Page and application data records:
--------------------------------------------------

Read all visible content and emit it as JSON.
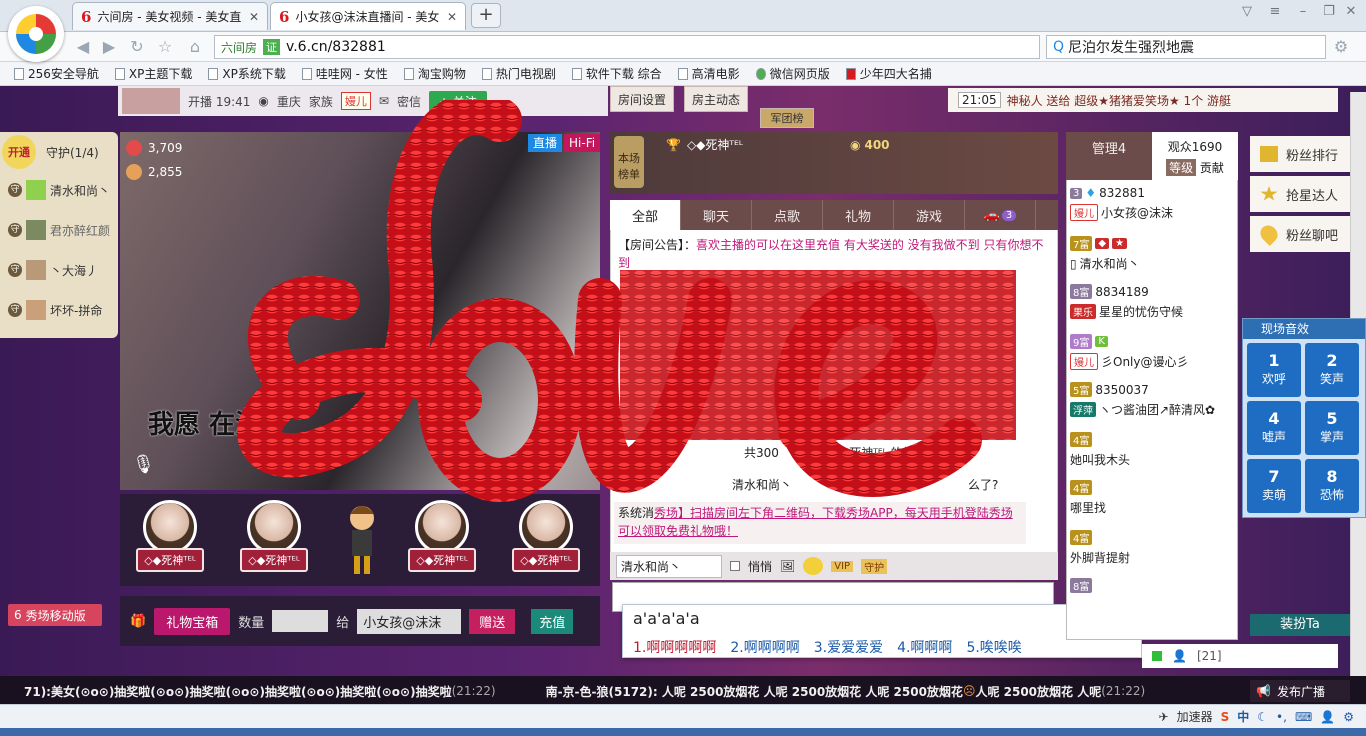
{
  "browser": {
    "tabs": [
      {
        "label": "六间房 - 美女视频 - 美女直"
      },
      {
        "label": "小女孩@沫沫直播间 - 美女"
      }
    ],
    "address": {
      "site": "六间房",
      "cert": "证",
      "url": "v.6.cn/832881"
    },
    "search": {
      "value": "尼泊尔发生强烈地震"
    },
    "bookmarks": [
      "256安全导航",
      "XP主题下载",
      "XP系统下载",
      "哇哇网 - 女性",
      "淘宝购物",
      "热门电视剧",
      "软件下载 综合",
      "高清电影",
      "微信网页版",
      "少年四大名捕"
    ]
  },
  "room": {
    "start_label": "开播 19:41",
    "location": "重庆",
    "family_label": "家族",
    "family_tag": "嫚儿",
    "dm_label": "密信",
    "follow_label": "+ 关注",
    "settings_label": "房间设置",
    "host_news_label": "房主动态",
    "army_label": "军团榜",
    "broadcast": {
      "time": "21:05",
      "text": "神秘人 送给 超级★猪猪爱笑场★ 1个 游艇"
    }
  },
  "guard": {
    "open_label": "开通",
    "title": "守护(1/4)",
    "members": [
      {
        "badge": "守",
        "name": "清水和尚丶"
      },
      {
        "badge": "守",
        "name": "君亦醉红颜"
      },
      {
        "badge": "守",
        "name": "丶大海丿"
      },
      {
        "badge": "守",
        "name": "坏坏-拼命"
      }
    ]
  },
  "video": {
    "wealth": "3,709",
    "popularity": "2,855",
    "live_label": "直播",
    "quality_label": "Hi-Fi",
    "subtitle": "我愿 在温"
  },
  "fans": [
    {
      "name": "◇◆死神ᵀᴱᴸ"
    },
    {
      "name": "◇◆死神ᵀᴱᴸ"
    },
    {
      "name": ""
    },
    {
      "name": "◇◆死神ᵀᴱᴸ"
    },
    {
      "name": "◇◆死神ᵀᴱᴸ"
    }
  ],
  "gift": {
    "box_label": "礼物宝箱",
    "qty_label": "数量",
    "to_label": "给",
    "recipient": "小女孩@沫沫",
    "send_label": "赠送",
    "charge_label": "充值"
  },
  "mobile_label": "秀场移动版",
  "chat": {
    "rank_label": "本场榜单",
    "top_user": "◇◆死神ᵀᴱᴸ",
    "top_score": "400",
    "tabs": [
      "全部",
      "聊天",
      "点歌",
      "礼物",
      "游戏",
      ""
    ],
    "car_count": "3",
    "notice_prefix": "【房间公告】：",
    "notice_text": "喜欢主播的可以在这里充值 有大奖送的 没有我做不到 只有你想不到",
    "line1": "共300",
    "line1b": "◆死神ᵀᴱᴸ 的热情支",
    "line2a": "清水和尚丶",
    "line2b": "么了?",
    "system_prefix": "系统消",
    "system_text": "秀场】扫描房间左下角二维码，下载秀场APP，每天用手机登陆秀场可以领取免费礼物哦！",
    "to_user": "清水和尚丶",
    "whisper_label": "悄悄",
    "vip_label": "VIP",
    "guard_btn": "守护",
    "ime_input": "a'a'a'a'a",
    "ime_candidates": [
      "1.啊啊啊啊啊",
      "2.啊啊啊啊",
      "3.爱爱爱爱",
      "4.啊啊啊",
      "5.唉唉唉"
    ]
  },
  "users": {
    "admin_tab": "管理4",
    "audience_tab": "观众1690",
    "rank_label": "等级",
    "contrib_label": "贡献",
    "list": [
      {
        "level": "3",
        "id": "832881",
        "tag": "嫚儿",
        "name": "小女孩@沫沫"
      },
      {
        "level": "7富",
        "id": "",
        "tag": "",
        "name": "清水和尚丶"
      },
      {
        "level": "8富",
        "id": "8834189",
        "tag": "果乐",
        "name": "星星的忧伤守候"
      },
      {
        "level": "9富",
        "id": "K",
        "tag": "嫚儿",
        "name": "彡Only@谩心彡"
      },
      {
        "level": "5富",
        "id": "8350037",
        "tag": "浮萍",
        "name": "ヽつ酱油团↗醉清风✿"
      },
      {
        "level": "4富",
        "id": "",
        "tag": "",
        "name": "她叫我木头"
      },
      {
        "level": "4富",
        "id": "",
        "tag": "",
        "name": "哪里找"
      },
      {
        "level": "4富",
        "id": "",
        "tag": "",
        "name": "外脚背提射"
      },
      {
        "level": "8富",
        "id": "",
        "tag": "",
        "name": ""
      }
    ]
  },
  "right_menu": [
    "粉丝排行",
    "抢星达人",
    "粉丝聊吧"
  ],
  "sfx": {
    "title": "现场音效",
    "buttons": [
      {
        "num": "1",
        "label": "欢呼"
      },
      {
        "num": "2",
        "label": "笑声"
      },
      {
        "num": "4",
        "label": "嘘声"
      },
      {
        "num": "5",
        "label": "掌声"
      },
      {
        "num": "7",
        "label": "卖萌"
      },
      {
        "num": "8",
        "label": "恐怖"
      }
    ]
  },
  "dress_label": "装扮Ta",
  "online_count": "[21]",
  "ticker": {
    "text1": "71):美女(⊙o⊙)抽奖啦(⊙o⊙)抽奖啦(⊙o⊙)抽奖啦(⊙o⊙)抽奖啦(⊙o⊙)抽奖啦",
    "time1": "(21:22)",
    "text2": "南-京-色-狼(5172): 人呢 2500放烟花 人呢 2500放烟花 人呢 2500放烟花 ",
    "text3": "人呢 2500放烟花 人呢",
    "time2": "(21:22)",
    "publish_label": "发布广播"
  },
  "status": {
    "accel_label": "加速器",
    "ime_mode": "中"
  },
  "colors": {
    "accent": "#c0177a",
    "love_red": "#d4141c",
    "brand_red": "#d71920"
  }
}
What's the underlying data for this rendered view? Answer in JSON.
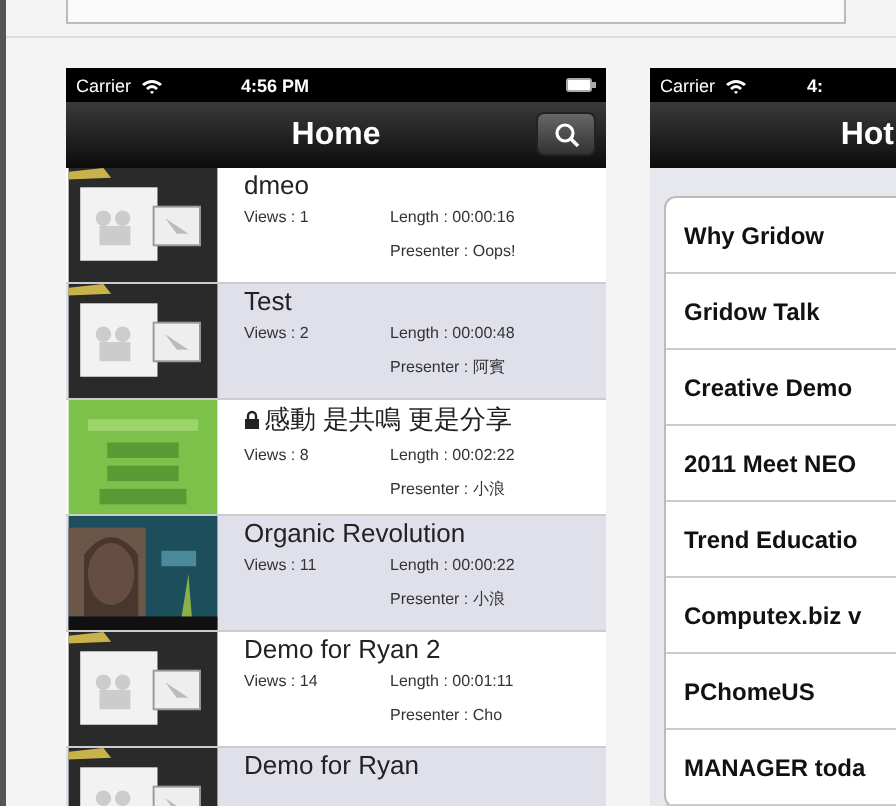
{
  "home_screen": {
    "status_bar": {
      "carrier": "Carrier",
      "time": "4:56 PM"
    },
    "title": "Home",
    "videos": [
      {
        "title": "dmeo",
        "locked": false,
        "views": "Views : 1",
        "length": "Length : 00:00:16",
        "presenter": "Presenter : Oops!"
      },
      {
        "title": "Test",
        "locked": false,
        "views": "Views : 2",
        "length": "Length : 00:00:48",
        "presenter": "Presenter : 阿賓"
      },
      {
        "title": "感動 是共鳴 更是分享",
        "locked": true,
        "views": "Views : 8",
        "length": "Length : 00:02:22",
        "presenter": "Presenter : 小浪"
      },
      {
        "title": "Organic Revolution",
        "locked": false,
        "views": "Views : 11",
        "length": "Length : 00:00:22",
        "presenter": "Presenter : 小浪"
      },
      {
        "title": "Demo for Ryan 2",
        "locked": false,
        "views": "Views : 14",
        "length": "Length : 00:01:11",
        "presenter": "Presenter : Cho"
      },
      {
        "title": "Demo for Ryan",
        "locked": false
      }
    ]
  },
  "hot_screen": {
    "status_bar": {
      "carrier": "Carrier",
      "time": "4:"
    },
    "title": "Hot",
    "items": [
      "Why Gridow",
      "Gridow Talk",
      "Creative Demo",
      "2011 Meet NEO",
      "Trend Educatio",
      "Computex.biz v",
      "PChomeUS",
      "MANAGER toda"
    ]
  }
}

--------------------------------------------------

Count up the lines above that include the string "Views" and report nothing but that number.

[COMPLETED TASK] 5